(1.) Heb ha'ahu (Ge 41:2,18), probably an Egyptain word transferred to the Hebrew; some kind of reed or water-plant. In the Revised Version it is rendered "reed-grass", i.e., the sedge or rank grass by the river side.
(2.) Heb ma'areh (Jg 20:33), pl., "meadows of Gibeah" (R.V., after the LXX., "Maareh-geba"). Some have adopted the rendering "after Gibeah had been left open." The Vulgate translates the word "from the west."
Ge 41:2. Achu; an Egyptian word, akh akh, "verdant," translated therefore rather "in the reed grass." So Job 8:11 "rush," the paper reed or papyrus of the Nile; "can the achu grow without water?" The fat kine fed on the reed grass which in the plenteous years grew to the very margin of the water, but the lean stood on the dry "brink" (Ge 41:2-3). "Out of the meadows of Gibeah" (Jg 20:38): ma'areeh; rather, "from the naked (from 'arah 'to strip of trees) plains of Gibeah." Not that the treeless plain was the hiding place of the ambush, but when the men broke from the ambush they came "from the treeless plain toward the town." The Peshito Syriac, reads the vowel points slightly different, me'arah, "the cave."
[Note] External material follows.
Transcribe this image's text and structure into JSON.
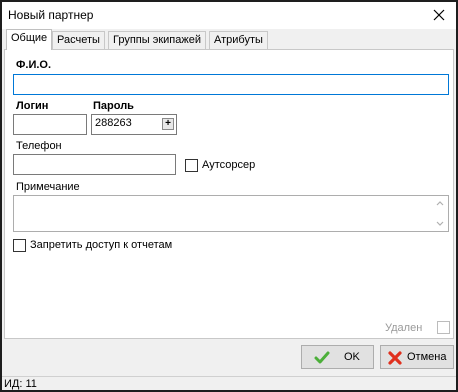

meadow appears to be an Egyptian term meaning some kind of flag or waterplant, as its use in
(Authorized Version "flag") seems to show.
the sense of the Hebrew word translated meadow is doubly uncertain. The most plausible interpretation is that of the Peshito-Syriac, which by a slight difference in the vowel-points makes the word mearah, "the cave."